Alec Baldwin has since apologized for the voicemail many times over, and his daughter, downplayed the incident in an interview, and she and her father have an amiable, but a somewhat tarnished relationship.
Some fathers presume to comment on their daughters looks or make them the butt of a joke or undermine their intelligence, or perhaps they allow someone else to. The #metoo and #timesup movements continue to reveal the real world of females. A world that is often depicted or portrayed in a way that is cliché or humorous. But our lives are not television sitcoms.
I remember an encounter that took place when I was in junior high school, between my friend’s father, my father, my little brother, and myself. Except I wasn’t a part of the conversation, I was merely the topic and the discussion focused on my looks most notably my resemblance to a “dog” and a large zit on my chin that looked like my brother had “punched me in the face.”
It was a defining and revealing event in my life, small but mighty. It’s sneaky little comments like this, conversations that take place out of the earshot of wives and mothers that reveal the true nature of not all, but most, fathers.
The things Alec Baldwin said to his daughter come from a place of anger at his estranged wife (whom his daughter closely resembles) and desperation for acknowledgment as a parent. Some fathers, like Donald Trump, spew caustic venom with effects less evident than those who would lash out at their daughter in anger. They speak to or about women and girls including their daughters, in ways that are disguised as playful or humorous but are quite damaging.
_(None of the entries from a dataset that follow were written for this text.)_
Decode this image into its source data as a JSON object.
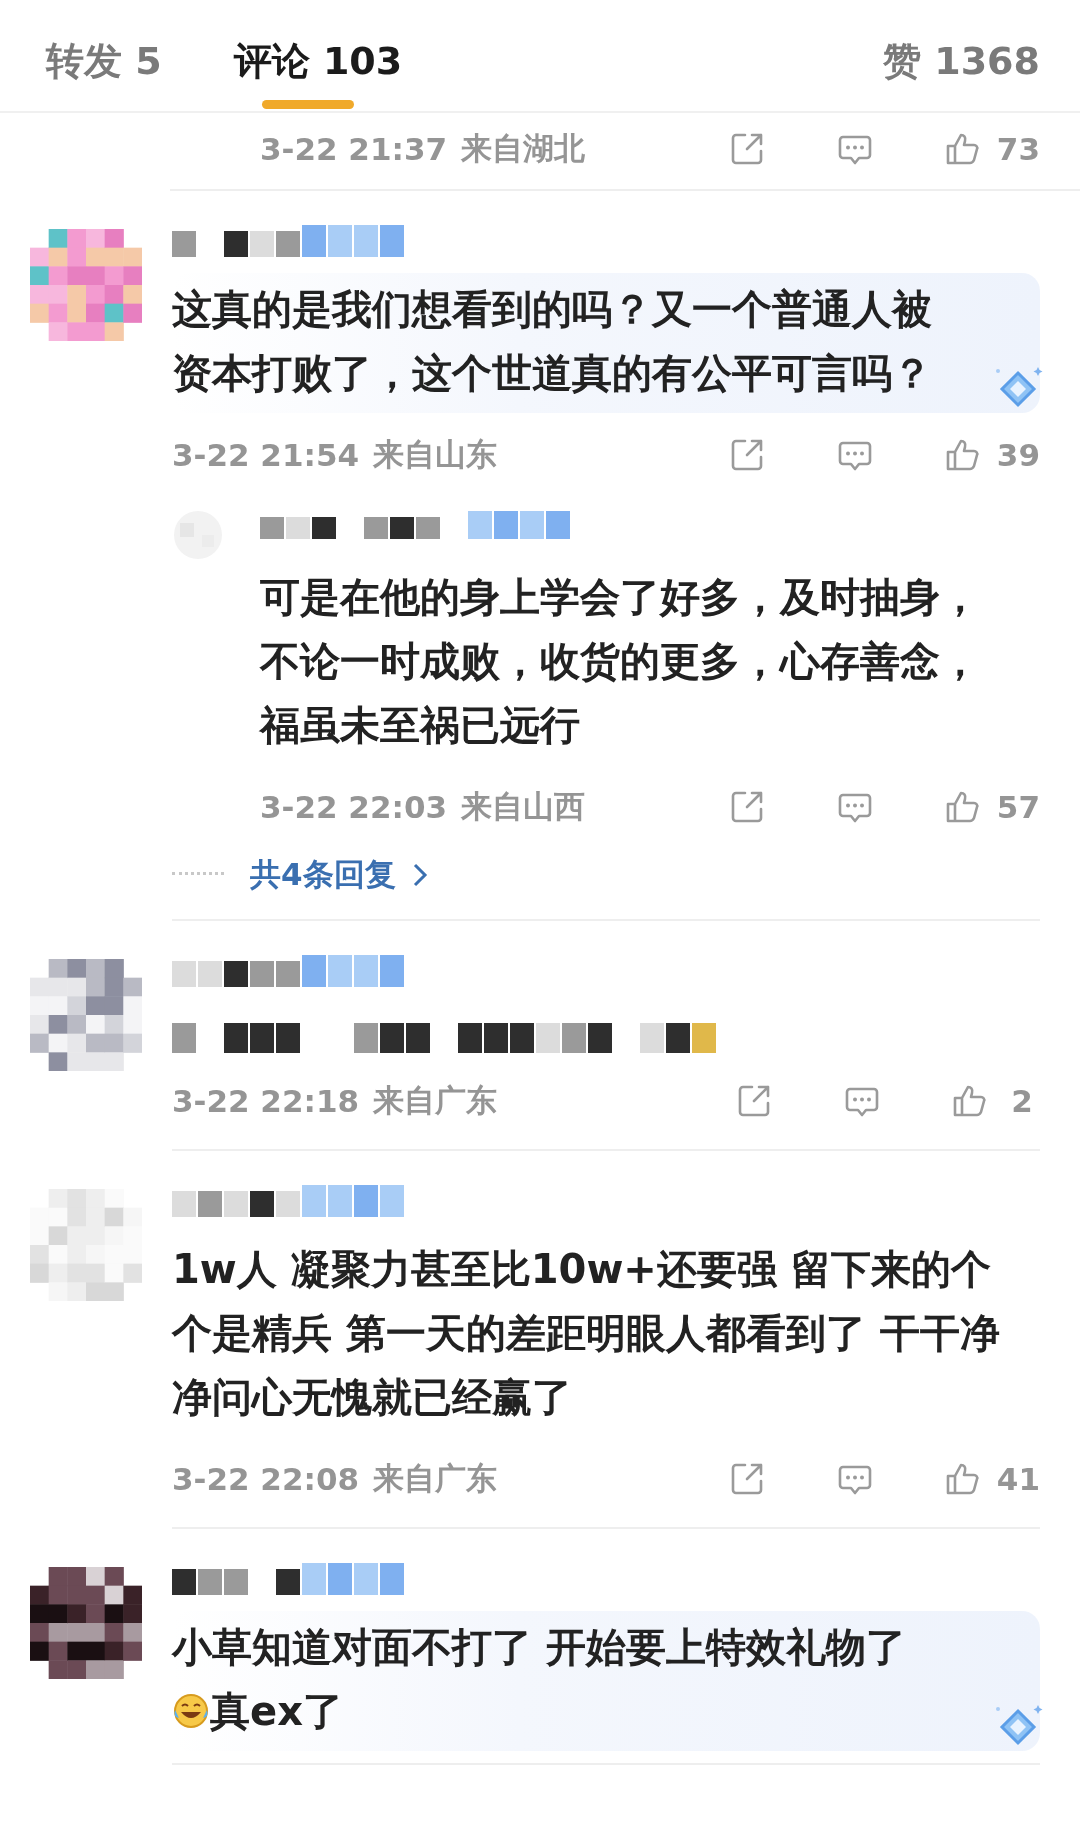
{
  "tabs": [
    {
      "label": "转发 5",
      "selected": false
    },
    {
      "label": "评论 103",
      "selected": true
    }
  ],
  "likes_total": "赞 1368",
  "comments": [
    {
      "kind": "meta_only",
      "time": "3-22 21:37",
      "location": "来自湖北",
      "likes": "73"
    },
    {
      "kind": "comment",
      "highlighted": true,
      "paragraphs": [
        {
          "kind": "text",
          "text": "这真的是我们想看到的吗？又一个普通人被资本打败了，这个世道真的有公平可言吗？"
        }
      ],
      "time": "3-22 21:54",
      "location": "来自山东",
      "likes": "39",
      "replies": [
        {
          "paragraphs": [
            {
              "kind": "text",
              "text": "可是在他的身上学会了好多，及时抽身，不论一时成败，收货的更多，心存善念，福虽未至祸已远行"
            }
          ],
          "time": "3-22 22:03",
          "location": "来自山西",
          "likes": "57"
        }
      ],
      "more_replies": "共4条回复"
    },
    {
      "kind": "comment",
      "censored": true,
      "time": "3-22 22:18",
      "location": "来自广东",
      "likes": "2"
    },
    {
      "kind": "comment",
      "highlighted": false,
      "paragraphs": [
        {
          "kind": "text",
          "text": "1w人 凝聚力甚至比10w+还要强 留下来的个个是精兵 第一天的差距明眼人都看到了 干干净净问心无愧就已经赢了"
        }
      ],
      "time": "3-22 22:08",
      "location": "来自广东",
      "likes": "41"
    },
    {
      "kind": "comment",
      "highlighted": true,
      "paragraphs": [
        {
          "kind": "text",
          "text": "小草知道对面不打了 开始要上特效礼物了"
        },
        {
          "kind": "emoji",
          "text": "真ex了"
        }
      ]
    }
  ]
}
At the root of all of the things that men do to hurt women, whether physically or emotionally is misogyny. Pure, simple, classic, tired, dusty, old, misogyny. That shit is rampant. It’s infectious; it sneaks its way into almost every relationship a female ever has with a man.
Even good men, good fathers are guilty of perpetuating impossible standards by which their princesses are supposed to judge a potential mate. Because when she gets married, he’ll have to give her away to this guy, transfer his ownership, relinquish his control over his girl.
If it seems like I have a paternal ax to grind, I do. If this post happens to offend your fragile male ego, good, I’m not going to offer you any reassurance. If the shoe fits, I want you to wear it.
I commend fathers who respect their daughters and treat them well and don’t call them names or bully them whenever they feel threatened. I appreciate men who do as much for any and all women and girls. It’s unfortunate that you men are the exception and not the rule.
The emotional, sexual, and psychological stereotyping of females begins when the doctor says: “It’s a girl.”
― Shirley Chisholm